--- DESCRIPTION OF THE TASK ---
In the data, find the word "thumb" and copy out every line that has it.

[RECORDS SHOWN]

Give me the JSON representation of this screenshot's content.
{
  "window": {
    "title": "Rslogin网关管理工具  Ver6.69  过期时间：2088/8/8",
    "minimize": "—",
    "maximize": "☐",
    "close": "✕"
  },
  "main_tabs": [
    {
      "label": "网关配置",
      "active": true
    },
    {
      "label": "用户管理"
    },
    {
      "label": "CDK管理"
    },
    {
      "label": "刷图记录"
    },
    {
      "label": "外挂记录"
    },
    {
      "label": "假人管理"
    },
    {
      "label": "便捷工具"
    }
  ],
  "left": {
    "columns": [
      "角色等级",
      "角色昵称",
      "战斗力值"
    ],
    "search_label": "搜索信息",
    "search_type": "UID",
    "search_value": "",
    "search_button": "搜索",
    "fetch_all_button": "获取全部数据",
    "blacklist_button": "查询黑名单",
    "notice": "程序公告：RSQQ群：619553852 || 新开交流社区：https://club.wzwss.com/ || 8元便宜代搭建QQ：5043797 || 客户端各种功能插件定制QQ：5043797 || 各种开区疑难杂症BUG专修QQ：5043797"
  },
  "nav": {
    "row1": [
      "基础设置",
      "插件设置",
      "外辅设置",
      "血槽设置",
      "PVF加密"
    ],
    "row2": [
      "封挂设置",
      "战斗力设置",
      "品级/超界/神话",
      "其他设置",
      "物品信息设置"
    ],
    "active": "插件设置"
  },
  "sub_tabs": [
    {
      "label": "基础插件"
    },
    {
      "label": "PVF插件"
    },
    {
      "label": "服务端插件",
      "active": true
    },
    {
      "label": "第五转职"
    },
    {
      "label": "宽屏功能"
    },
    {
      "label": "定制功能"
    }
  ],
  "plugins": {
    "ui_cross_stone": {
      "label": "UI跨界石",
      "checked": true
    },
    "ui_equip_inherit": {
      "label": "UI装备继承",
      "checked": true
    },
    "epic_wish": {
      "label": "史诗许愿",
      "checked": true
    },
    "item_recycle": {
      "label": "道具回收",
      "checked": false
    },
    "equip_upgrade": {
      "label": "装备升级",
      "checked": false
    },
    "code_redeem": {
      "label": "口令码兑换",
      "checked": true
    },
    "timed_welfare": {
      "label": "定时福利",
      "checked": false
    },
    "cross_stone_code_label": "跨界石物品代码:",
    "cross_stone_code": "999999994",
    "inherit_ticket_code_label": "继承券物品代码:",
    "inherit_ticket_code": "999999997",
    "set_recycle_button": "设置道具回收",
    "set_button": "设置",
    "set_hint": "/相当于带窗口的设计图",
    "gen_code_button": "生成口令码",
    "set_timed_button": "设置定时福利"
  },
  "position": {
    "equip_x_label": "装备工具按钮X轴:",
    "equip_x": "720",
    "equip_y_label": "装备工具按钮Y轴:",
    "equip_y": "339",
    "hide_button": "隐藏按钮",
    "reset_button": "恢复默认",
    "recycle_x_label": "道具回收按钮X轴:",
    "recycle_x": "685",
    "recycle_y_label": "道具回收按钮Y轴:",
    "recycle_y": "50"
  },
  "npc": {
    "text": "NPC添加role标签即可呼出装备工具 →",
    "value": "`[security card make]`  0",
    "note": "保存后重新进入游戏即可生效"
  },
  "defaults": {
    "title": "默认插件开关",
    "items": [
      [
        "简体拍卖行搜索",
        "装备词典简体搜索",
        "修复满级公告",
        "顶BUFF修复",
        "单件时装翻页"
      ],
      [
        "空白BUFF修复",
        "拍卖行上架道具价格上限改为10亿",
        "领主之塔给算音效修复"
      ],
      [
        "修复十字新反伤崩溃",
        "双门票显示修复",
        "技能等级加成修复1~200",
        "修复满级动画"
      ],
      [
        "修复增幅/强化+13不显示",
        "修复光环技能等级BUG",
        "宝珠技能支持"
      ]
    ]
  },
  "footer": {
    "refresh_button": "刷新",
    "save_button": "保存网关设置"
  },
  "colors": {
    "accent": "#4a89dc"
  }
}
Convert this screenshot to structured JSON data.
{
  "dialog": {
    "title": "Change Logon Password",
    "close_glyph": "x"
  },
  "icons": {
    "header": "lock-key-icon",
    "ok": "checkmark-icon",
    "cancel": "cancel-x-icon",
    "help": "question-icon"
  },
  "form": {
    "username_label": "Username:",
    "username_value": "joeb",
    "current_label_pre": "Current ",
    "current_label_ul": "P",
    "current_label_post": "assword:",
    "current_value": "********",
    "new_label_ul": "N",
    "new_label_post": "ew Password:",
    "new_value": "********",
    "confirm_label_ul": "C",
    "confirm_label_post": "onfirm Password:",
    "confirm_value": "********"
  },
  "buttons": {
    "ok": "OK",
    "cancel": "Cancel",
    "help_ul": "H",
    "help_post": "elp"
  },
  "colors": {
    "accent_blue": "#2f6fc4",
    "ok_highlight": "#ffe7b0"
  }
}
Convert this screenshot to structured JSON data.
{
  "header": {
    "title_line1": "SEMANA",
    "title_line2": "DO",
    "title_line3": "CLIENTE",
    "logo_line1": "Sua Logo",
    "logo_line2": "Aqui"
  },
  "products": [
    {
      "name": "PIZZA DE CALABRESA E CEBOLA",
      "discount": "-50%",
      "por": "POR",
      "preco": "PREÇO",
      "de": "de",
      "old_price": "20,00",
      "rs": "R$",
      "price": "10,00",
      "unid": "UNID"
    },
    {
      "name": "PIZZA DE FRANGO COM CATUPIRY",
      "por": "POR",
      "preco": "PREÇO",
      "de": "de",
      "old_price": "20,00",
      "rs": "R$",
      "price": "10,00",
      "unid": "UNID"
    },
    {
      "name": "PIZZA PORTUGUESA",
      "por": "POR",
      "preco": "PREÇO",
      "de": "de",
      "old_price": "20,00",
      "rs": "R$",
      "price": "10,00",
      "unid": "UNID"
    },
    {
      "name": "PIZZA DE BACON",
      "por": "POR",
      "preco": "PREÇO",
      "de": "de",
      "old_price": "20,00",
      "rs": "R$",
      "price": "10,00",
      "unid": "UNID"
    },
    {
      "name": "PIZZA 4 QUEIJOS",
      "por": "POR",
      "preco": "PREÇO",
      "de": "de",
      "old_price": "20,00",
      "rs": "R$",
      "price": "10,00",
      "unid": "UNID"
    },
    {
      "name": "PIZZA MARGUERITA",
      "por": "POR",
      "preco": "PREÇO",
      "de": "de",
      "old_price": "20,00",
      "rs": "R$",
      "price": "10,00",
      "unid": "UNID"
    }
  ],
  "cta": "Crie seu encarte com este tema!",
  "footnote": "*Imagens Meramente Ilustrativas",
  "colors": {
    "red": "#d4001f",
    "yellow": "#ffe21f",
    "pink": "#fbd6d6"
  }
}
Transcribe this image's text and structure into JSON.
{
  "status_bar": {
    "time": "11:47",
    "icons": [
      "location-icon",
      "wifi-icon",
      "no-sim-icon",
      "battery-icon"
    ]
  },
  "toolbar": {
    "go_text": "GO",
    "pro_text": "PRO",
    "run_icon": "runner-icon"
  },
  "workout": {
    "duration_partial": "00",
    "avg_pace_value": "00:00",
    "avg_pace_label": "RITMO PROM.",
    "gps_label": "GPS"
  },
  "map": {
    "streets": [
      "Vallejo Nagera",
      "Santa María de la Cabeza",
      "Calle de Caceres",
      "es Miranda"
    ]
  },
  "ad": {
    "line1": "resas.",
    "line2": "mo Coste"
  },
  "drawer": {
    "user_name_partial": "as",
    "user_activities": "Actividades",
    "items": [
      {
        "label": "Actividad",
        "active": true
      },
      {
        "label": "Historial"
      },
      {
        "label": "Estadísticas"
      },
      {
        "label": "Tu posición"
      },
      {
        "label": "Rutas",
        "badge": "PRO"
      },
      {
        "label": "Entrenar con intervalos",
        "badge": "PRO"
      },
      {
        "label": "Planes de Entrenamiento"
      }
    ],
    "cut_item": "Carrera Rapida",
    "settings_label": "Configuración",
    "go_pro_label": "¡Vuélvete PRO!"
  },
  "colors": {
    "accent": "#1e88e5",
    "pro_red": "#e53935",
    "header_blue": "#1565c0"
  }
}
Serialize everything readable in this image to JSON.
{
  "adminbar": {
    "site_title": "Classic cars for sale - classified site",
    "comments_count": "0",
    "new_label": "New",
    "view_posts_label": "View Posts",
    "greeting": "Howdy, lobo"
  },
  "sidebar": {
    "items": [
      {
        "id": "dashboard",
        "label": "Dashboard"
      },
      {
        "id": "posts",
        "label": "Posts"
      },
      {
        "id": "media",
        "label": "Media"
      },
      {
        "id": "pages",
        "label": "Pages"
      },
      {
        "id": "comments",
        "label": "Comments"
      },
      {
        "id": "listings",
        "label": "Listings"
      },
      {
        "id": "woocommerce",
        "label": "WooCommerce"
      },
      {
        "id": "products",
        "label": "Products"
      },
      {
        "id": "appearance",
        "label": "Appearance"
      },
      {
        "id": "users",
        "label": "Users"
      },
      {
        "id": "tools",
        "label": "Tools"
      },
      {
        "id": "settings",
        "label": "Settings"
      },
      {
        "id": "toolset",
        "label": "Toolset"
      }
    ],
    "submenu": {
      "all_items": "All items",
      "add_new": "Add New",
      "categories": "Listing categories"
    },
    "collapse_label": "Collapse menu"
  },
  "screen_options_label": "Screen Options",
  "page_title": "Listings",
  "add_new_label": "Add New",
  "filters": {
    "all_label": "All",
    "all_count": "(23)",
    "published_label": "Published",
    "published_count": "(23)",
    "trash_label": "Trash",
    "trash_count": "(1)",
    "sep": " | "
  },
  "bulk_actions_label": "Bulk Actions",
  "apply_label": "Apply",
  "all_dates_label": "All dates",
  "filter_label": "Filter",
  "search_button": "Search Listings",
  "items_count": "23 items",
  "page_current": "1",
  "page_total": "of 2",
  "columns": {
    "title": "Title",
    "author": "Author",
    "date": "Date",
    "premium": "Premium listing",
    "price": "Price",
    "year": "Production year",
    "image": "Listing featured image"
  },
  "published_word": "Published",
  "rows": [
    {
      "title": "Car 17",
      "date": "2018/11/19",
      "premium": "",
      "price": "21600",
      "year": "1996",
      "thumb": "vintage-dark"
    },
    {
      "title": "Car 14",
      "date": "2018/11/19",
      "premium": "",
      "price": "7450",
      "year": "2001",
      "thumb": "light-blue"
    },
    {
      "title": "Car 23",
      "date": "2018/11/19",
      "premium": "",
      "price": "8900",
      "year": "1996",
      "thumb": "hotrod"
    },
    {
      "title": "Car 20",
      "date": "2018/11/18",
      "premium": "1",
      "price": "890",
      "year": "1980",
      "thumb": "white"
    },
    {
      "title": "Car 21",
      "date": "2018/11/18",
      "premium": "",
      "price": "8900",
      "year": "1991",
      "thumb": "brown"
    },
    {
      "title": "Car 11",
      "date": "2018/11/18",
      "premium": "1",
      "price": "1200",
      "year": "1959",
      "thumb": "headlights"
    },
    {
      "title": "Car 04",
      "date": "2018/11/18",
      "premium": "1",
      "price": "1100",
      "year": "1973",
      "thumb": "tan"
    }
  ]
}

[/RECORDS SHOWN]

--- EXPECTED ANSWER ---
      "thumb": "vintage-dark"
      "thumb": "light-blue"
      "thumb": "hotrod"
      "thumb": "white"
      "thumb": "brown"
      "thumb": "headlights"
      "thumb": "tan"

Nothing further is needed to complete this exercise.